**WHAT TO PRODUCE:** From the entries that follow, gather each line holding the word "term".

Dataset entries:
□ □ □

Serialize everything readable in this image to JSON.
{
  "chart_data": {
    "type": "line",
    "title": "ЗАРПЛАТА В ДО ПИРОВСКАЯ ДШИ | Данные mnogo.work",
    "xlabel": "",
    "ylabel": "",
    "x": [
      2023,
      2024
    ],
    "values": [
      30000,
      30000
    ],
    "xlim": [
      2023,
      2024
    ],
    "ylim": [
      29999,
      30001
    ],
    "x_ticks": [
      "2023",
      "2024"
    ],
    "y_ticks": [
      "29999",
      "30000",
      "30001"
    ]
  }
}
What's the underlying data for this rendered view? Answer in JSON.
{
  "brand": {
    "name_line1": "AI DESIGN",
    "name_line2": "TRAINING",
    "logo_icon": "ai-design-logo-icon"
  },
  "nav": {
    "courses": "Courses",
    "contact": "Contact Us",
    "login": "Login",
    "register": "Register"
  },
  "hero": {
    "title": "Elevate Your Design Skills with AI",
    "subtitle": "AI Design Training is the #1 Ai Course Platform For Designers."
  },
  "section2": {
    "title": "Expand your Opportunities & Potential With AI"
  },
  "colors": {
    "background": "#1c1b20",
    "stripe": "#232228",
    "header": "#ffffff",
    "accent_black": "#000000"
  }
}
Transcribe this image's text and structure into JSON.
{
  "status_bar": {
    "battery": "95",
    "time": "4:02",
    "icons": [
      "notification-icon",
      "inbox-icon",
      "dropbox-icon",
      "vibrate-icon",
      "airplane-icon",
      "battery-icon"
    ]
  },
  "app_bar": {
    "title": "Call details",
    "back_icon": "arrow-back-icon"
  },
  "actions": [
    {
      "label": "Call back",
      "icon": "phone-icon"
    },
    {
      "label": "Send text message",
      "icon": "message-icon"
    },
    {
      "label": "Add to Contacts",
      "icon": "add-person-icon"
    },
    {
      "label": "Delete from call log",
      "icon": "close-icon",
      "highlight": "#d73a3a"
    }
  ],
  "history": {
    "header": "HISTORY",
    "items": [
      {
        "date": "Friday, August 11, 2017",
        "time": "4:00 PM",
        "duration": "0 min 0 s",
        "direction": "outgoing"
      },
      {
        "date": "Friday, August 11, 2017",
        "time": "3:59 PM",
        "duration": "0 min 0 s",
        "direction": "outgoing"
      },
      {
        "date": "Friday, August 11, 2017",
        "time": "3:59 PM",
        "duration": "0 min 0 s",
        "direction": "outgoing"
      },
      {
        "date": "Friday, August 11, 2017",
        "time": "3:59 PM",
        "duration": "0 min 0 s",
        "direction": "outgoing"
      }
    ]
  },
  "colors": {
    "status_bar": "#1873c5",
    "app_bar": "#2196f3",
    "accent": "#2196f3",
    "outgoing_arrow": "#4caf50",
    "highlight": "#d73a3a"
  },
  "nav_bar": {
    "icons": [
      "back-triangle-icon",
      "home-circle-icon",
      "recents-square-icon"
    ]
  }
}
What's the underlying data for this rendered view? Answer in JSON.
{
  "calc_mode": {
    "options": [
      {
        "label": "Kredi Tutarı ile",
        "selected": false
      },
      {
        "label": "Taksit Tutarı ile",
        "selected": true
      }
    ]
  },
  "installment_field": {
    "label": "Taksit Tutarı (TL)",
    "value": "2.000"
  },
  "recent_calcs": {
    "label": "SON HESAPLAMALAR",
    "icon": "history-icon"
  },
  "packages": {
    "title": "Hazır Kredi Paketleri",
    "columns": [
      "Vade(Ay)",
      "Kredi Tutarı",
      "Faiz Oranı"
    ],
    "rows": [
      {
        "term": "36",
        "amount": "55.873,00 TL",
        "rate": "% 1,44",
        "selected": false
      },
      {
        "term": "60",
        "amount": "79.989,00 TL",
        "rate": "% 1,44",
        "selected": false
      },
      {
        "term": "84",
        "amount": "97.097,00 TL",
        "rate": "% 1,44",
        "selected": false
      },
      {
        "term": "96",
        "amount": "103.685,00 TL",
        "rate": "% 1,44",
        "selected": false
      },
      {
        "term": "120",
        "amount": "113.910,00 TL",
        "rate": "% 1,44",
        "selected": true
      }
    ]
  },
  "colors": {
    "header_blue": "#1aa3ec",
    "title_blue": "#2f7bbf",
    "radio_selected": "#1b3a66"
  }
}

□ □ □

**EXPECTED OUTPUT:**
        "term": "36",
        "term": "60",
        "term": "84",
        "term": "96",
        "term": "120",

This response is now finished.